───── Records for the task

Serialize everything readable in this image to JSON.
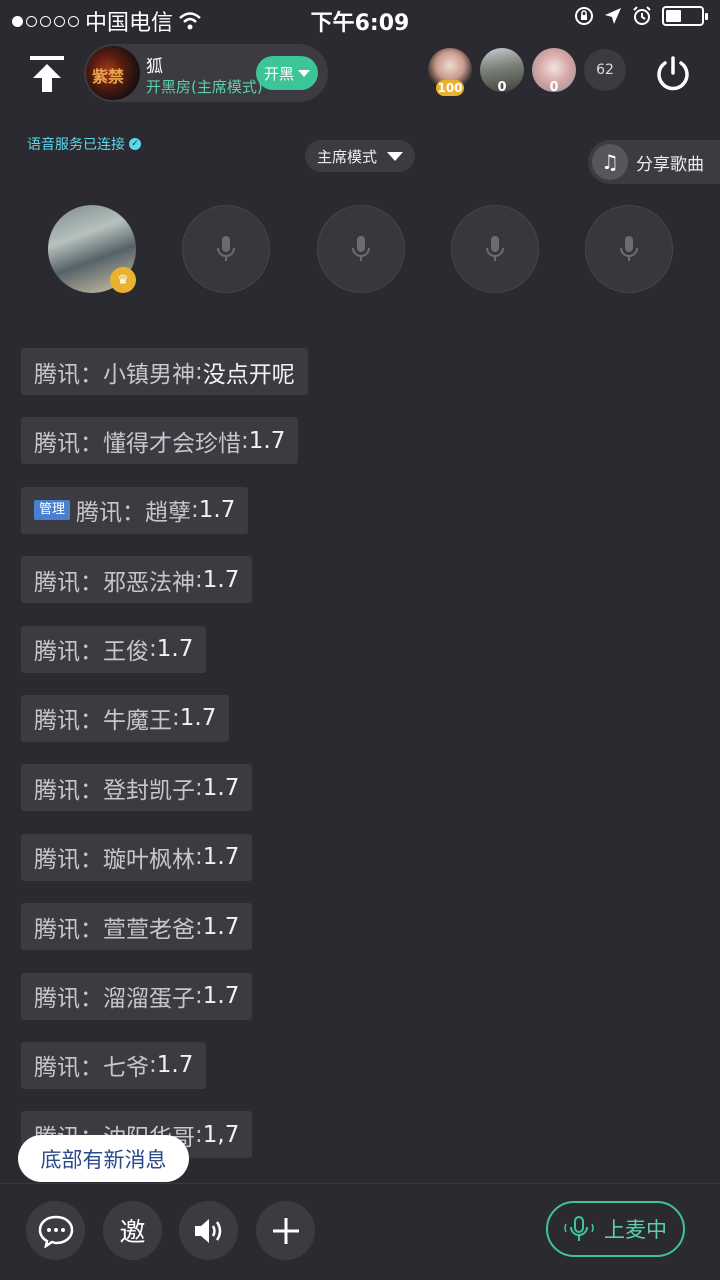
{
  "status_bar": {
    "carrier": "中国电信",
    "time": "下午6:09",
    "battery_level": 0.45
  },
  "header": {
    "room_avatar_text": "紫禁",
    "room_name": "狐",
    "room_subtitle": "开黑房(主席模式)",
    "kaihei_label": "开黑",
    "members": [
      {
        "score": "100"
      },
      {
        "score": "0"
      },
      {
        "score": "0"
      }
    ],
    "member_count": "62"
  },
  "voice_status": "语音服务已连接",
  "mode_label": "主席模式",
  "share_label": "分享歌曲",
  "chat": [
    {
      "prefix": "腾讯：",
      "user": "小镇男神",
      "text": "没点开呢",
      "admin": false
    },
    {
      "prefix": "腾讯：",
      "user": "懂得才会珍惜",
      "text": "1.7",
      "admin": false
    },
    {
      "prefix": "腾讯：",
      "user": "趙孽",
      "text": "1.7",
      "admin": true,
      "admin_label": "管理"
    },
    {
      "prefix": "腾讯：",
      "user": "邪恶法神",
      "text": "1.7",
      "admin": false
    },
    {
      "prefix": "腾讯：",
      "user": "王俊",
      "text": "1.7",
      "admin": false
    },
    {
      "prefix": "腾讯：",
      "user": "牛魔王",
      "text": "1.7",
      "admin": false
    },
    {
      "prefix": "腾讯：",
      "user": "登封凯子",
      "text": "1.7",
      "admin": false
    },
    {
      "prefix": "腾讯：",
      "user": "璇叶枫林",
      "text": "1.7",
      "admin": false
    },
    {
      "prefix": "腾讯：",
      "user": "萱萱老爸",
      "text": "1.7",
      "admin": false
    },
    {
      "prefix": "腾讯：",
      "user": "溜溜蛋子",
      "text": "1.7",
      "admin": false
    },
    {
      "prefix": "腾讯：",
      "user": "七爷",
      "text": "1.7",
      "admin": false
    },
    {
      "prefix": "腾讯：",
      "user": "沈阳华哥",
      "text": "1,7",
      "admin": false
    }
  ],
  "new_message_label": "底部有新消息",
  "toolbar": {
    "invite_label": "邀",
    "mic_label": "上麦中"
  },
  "colors": {
    "background": "#2b2a30",
    "accent_green": "#3cc596",
    "bubble": "#3c3b42"
  }
}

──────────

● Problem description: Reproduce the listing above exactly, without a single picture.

● Exercise output:
Serialize everything readable in this image to JSON.
{
  "status_bar": {
    "carrier": "中国电信",
    "time": "下午6:09",
    "battery_level": 0.45
  },
  "header": {
    "room_avatar_text": "紫禁",
    "room_name": "狐",
    "room_subtitle": "开黑房(主席模式)",
    "kaihei_label": "开黑",
    "members": [
      {
        "score": "100"
      },
      {
        "score": "0"
      },
      {
        "score": "0"
      }
    ],
    "member_count": "62"
  },
  "voice_status": "语音服务已连接",
  "mode_label": "主席模式",
  "share_label": "分享歌曲",
  "chat": [
    {
      "prefix": "腾讯：",
      "user": "小镇男神",
      "text": "没点开呢",
      "admin": false
    },
    {
      "prefix": "腾讯：",
      "user": "懂得才会珍惜",
      "text": "1.7",
      "admin": false
    },
    {
      "prefix": "腾讯：",
      "user": "趙孽",
      "text": "1.7",
      "admin": true,
      "admin_label": "管理"
    },
    {
      "prefix": "腾讯：",
      "user": "邪恶法神",
      "text": "1.7",
      "admin": false
    },
    {
      "prefix": "腾讯：",
      "user": "王俊",
      "text": "1.7",
      "admin": false
    },
    {
      "prefix": "腾讯：",
      "user": "牛魔王",
      "text": "1.7",
      "admin": false
    },
    {
      "prefix": "腾讯：",
      "user": "登封凯子",
      "text": "1.7",
      "admin": false
    },
    {
      "prefix": "腾讯：",
      "user": "璇叶枫林",
      "text": "1.7",
      "admin": false
    },
    {
      "prefix": "腾讯：",
      "user": "萱萱老爸",
      "text": "1.7",
      "admin": false
    },
    {
      "prefix": "腾讯：",
      "user": "溜溜蛋子",
      "text": "1.7",
      "admin": false
    },
    {
      "prefix": "腾讯：",
      "user": "七爷",
      "text": "1.7",
      "admin": false
    },
    {
      "prefix": "腾讯：",
      "user": "沈阳华哥",
      "text": "1,7",
      "admin": false
    }
  ],
  "new_message_label": "底部有新消息",
  "toolbar": {
    "invite_label": "邀",
    "mic_label": "上麦中"
  },
  "colors": {
    "background": "#2b2a30",
    "accent_green": "#3cc596",
    "bubble": "#3c3b42"
  }
}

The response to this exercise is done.